Everyone has an idea of how they would like to be identified or perceived by others – and so our consumption choices echo that whether we are smart, sexy, alternative, or rich. We all want to project an identity to our social world that reflects who we want to be. It’s why Louis Vuitton makes handbags, not toilet paper. One of those things is consumed in public and one in a very private arena…there is no market for show-off toothpaste, but something very unsustainable about not brushing your teeth.
It explains perhaps why there is such a prevalence of ego-centric agent marketing solutions, (think big photos on signboards,) compared with good old-fashioned relationship management; Why we so often see the focus on the Instagram account over the bank account.
HOW DO WE OPTIMISE?
With RITA’s help, we are busy building a future of work that allows humans to work optimally, but also to enjoy their work…human first engineering which those using RITA can already experience with her current capabilities. Meanwhile, here is probably a good summary of things that will help improve performance in the human agents and agencies you know – more than simply asking agents and PMs to ‘want it more’ and ‘work harder’:

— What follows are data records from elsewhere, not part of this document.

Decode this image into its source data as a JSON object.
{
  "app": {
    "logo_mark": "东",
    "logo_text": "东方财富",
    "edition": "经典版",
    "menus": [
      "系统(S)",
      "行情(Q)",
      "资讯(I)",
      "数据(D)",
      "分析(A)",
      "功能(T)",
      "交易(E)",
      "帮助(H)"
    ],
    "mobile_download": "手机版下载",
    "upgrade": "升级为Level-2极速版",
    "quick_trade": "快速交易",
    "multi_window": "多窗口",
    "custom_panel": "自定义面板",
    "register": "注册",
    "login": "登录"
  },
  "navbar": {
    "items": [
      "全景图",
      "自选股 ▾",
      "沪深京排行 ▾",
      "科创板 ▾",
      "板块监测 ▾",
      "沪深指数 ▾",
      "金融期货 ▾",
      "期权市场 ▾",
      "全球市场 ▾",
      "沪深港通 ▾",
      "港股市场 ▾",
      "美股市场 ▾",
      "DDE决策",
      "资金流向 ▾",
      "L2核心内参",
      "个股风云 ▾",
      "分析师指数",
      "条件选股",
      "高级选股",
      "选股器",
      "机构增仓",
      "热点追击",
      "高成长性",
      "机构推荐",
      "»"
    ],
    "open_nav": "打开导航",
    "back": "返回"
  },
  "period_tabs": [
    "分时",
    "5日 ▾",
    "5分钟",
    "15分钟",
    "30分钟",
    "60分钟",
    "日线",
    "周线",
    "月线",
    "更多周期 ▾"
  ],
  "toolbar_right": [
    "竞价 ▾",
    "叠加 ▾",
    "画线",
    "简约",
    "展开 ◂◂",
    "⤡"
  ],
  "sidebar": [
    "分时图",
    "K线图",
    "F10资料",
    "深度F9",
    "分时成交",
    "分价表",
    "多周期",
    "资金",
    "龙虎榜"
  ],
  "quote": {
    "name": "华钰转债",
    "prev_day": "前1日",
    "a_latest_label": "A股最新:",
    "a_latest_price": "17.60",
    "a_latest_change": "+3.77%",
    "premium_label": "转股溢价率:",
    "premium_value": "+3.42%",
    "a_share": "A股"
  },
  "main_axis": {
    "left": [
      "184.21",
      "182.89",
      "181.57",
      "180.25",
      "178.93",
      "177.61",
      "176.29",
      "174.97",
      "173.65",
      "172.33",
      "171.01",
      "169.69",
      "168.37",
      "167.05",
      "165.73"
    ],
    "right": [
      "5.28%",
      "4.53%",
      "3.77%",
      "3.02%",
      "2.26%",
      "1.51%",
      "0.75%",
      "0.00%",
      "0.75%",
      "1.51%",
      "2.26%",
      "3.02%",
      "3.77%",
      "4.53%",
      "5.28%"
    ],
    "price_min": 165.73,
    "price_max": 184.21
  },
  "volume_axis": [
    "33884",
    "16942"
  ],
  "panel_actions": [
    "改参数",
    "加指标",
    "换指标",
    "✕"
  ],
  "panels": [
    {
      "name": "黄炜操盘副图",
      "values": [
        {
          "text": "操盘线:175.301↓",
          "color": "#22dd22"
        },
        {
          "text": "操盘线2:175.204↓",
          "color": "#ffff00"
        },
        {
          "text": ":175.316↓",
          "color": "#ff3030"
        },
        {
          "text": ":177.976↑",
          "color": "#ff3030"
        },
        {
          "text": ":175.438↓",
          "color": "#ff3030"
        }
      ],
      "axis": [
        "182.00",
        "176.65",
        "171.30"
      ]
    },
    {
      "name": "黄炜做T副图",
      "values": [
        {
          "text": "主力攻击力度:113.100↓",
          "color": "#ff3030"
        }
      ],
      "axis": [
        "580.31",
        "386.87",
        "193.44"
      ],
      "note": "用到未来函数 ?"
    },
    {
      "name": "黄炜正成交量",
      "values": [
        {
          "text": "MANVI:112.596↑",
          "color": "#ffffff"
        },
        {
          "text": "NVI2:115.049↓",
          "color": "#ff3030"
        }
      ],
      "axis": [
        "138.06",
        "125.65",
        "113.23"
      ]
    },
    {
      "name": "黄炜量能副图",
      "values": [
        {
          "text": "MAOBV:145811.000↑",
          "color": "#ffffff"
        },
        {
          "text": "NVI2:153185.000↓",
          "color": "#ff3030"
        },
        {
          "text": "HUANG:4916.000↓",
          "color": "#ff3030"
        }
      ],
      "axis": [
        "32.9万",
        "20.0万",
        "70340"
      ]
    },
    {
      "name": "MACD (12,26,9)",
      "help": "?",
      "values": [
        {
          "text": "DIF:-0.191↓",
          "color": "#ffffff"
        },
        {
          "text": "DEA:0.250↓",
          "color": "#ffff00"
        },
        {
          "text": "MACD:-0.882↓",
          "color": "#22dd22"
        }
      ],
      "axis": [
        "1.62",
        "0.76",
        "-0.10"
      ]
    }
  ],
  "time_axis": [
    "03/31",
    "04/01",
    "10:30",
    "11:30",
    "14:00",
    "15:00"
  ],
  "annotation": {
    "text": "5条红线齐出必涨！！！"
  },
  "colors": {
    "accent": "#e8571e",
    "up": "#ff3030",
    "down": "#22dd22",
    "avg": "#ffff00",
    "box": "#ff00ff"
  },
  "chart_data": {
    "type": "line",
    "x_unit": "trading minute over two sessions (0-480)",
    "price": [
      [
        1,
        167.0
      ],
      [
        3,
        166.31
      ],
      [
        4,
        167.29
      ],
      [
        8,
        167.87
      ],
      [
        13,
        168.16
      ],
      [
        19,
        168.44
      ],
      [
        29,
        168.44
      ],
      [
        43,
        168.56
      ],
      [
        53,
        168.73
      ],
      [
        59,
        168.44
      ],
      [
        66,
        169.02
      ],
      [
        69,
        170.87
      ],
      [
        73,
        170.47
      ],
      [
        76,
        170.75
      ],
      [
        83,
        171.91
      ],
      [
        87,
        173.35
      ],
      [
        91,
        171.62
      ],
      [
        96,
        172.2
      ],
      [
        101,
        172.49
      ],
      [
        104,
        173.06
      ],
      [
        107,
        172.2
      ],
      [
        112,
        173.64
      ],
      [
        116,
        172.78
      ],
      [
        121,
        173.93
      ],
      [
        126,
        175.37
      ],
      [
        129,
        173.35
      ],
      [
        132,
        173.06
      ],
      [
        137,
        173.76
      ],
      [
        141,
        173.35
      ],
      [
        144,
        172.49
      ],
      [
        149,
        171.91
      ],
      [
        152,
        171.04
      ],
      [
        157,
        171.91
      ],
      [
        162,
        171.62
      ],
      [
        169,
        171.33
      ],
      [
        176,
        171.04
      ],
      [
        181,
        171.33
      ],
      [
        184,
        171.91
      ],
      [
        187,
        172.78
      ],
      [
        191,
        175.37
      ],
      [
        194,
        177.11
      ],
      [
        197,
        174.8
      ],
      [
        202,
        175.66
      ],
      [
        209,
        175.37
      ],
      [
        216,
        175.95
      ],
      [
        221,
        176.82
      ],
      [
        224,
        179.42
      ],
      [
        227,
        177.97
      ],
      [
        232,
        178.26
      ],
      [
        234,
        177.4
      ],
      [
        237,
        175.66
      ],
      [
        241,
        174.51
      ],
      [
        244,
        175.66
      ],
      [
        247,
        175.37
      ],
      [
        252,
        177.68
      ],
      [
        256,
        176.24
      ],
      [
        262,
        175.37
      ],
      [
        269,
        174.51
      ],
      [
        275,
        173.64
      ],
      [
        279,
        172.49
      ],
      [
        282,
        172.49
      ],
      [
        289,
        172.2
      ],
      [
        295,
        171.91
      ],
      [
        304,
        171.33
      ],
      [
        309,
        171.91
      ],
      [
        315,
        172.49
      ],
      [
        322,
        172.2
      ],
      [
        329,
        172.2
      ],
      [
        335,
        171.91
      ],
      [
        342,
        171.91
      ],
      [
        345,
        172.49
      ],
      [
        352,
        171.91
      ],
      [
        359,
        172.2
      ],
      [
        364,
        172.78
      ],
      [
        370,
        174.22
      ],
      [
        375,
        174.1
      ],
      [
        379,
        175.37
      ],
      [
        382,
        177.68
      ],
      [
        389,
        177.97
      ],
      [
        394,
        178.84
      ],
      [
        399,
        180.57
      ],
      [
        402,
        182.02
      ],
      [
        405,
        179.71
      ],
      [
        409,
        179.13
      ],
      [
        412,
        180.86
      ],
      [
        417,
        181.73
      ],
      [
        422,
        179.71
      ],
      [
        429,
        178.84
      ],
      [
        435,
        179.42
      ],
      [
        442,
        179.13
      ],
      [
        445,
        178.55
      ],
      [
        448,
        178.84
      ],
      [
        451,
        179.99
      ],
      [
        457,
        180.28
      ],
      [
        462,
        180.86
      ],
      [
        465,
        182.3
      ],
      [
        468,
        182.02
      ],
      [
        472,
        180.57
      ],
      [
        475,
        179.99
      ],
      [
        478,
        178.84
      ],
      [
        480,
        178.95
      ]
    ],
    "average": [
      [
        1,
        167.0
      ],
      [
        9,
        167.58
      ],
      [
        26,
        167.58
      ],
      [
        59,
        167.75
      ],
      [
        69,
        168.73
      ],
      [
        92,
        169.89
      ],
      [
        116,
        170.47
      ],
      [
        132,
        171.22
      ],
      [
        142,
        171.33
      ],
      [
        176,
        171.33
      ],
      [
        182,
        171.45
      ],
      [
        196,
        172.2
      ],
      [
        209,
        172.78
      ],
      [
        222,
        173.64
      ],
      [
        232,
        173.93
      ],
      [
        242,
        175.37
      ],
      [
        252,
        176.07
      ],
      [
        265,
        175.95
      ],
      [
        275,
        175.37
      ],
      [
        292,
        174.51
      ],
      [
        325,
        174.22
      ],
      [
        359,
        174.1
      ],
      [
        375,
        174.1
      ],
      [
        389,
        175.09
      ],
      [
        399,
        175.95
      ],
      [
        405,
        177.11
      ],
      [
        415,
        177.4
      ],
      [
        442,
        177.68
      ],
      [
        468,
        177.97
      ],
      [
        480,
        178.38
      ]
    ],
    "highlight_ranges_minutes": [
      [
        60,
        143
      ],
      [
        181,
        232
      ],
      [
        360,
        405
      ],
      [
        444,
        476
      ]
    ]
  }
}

- Stop generalising ‘real estate agents’ or ‘property managers’ as being ‘like’ a particular way, or thinking that the job of an agent is ‘easy’ and that motivation is all that is missing. It’s unscientific and unhelpful.
- Stop focussing on a single number as the success measure of all the activities that make up the human delivery of real estate services. It will only work to undermine other aspects of the work; and to undermine other humans who are trying to play the game.
- We are geared to do things for a reward. By making all activities in real estate geared towards a remote (time delayed) financial reward, it is difficult for our brains to get any sort of satisfaction from the activities that cause the results where there is no concept of a ‘reward’ when these things are done. A reward doesn’t have to be monetary, plenty of addictive activities are done because a meaningless score goes up, or a digital fruit gets chopped for that matter.
- Look at ‘why’ agents and PMs avoid certain tasks. Is the task leaving them vulnerable to some kind of personal ego threat? If cold or even high-conflict phone calls are not being done, what type of support can be offered as insulating or protective factors to ensure that the ‘ego’ is safe and therefore willing to do those tasks that they may have otherwise been avoiding.
- Think about the financial rewards that exist in real estate as the by-product of successful processes – not the goal. With financial outcomes so removed from the actual tasks that accomplish them, it can be too easy for agents to misalign material wealth signals with other causative factors, like work.